Such arguments are wholly specious and bizarre, given Rampal’s personal toss of the myth salad. He says on video that the medieval saint-composer Kabir (a real person) claimed to be eons older than the ancient Hindu trinity of Brahma-Vishnu-Mahesh and even scored off other saints who lived centuries before him with a magic trick. Kabir, he says, produced a reel of thread and made it stand a 150 feet up in the air like in a rope-trick - and flew up to sit atop, urging the others to join him up there, which of course they could not.
Rampal is said to have attracted followers from across Haryana, Punjab, UP and Rajasthan and his website goes into elaborate explanations of his innocence in the alleged land deal. Whatever be the rights of the case, it is intolerable in a modern state that any self-styled cult leader can set up his will against the forces of law and order and actually fire at them. Far too much leeway is given to these babas by the authorities – I refuse to use blanket terms like "godmen" or "saints" because that unfairly lumps the charlatans and rogues with the genuinely saintly.

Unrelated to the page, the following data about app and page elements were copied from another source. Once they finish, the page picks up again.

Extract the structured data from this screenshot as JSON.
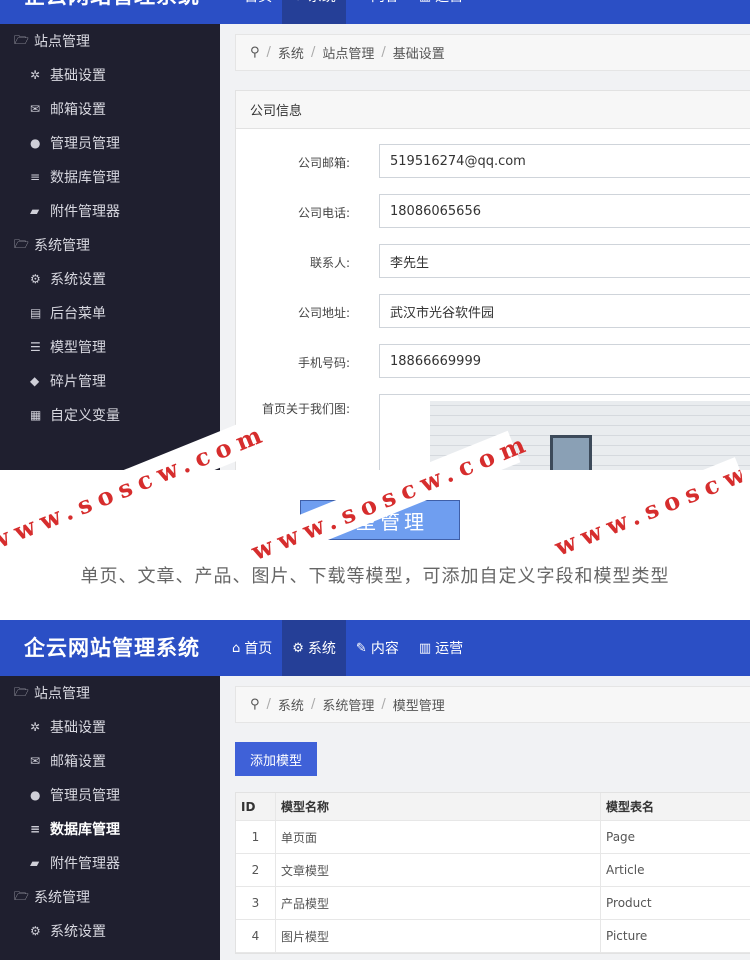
{
  "app": {
    "title": "企云网站管理系统"
  },
  "nav": [
    {
      "label": "首页",
      "icon": "home-icon"
    },
    {
      "label": "系统",
      "icon": "cogs-icon"
    },
    {
      "label": "内容",
      "icon": "edit-icon"
    },
    {
      "label": "运营",
      "icon": "bar-chart-icon"
    }
  ],
  "sidebar": {
    "site_group": "站点管理",
    "system_group": "系统管理",
    "site_items": [
      "基础设置",
      "邮箱设置",
      "管理员管理",
      "数据库管理",
      "附件管理器"
    ],
    "system_items": [
      "系统设置",
      "后台菜单",
      "模型管理",
      "碎片管理",
      "自定义变量"
    ]
  },
  "screen1": {
    "breadcrumb": [
      "系统",
      "站点管理",
      "基础设置"
    ],
    "panel_title": "公司信息",
    "fields": [
      {
        "label": "公司邮箱:",
        "value": "519516274@qq.com"
      },
      {
        "label": "公司电话:",
        "value": "18086065656"
      },
      {
        "label": "联系人:",
        "value": "李先生"
      },
      {
        "label": "公司地址:",
        "value": "武汉市光谷软件园"
      },
      {
        "label": "手机号码:",
        "value": "18866669999"
      }
    ],
    "image_label": "首页关于我们图:"
  },
  "caption": {
    "button": "模型管理",
    "text": "单页、文章、产品、图片、下载等模型，可添加自定义字段和模型类型"
  },
  "watermark": "www.soscw.com",
  "screen2": {
    "breadcrumb": [
      "系统",
      "系统管理",
      "模型管理"
    ],
    "add_button": "添加模型",
    "table": {
      "headers": [
        "ID",
        "模型名称",
        "模型表名"
      ],
      "rows": [
        [
          "1",
          "单页面",
          "Page"
        ],
        [
          "2",
          "文章模型",
          "Article"
        ],
        [
          "3",
          "产品模型",
          "Product"
        ],
        [
          "4",
          "图片模型",
          "Picture"
        ]
      ]
    }
  },
  "colors": {
    "header": "#2b4fc5",
    "sidebar": "#1f1f2f",
    "watermark": "#d62d2d",
    "caption_button": "#6f9ef0"
  }
}
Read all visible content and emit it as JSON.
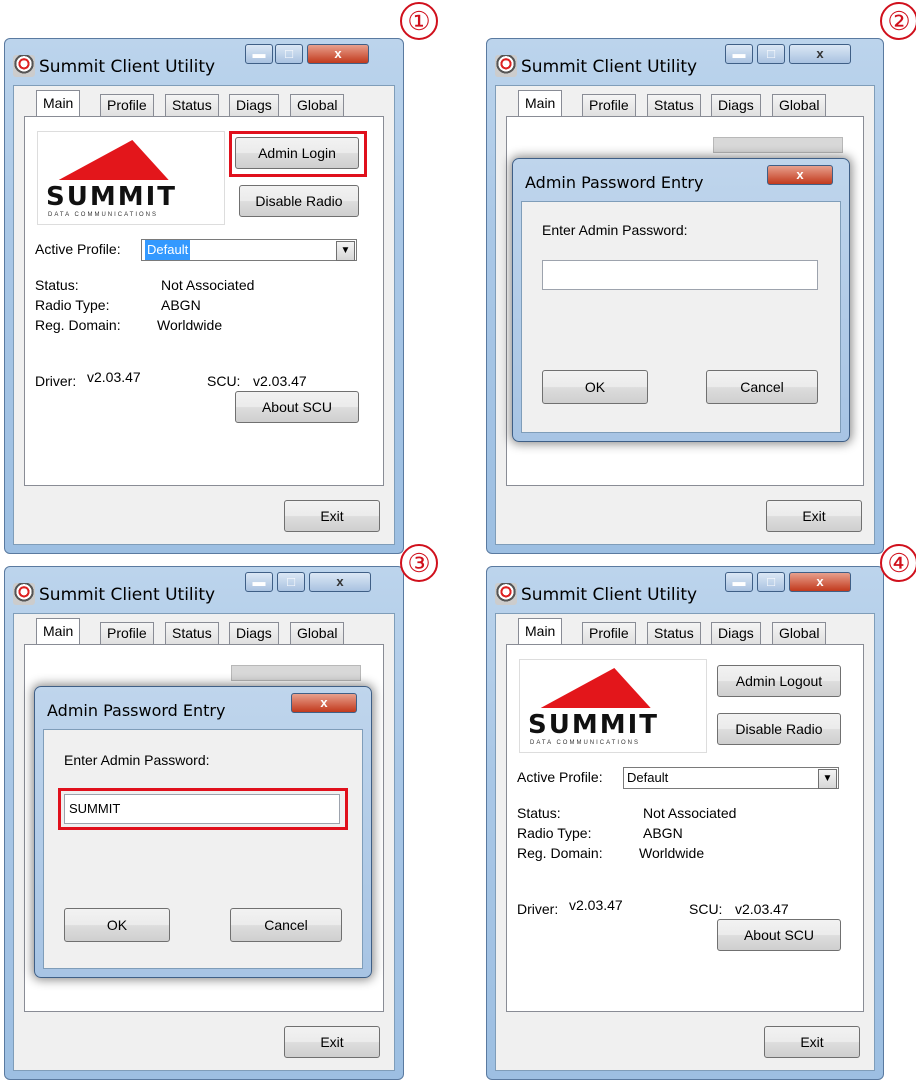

Not more malls, but a tough new approach to legislation is clearly called for in our turbulent, endlessly-morphing society which has sections, particularly the "religious", still stuck in medieval times. It is a failure of the state, a failure of its good intentions towards its people, a failure of its investment in education and implementation of law and order, if citizens feel they can get away for years in the name of a "religious" cult, defying the courts and actually going into war mode with the police even when due process is followed by the state. In medieval if not outright ancient terms, this baba, like other of his ilk, has "cut off the nose" of the court, the police and every law-abiding citizen.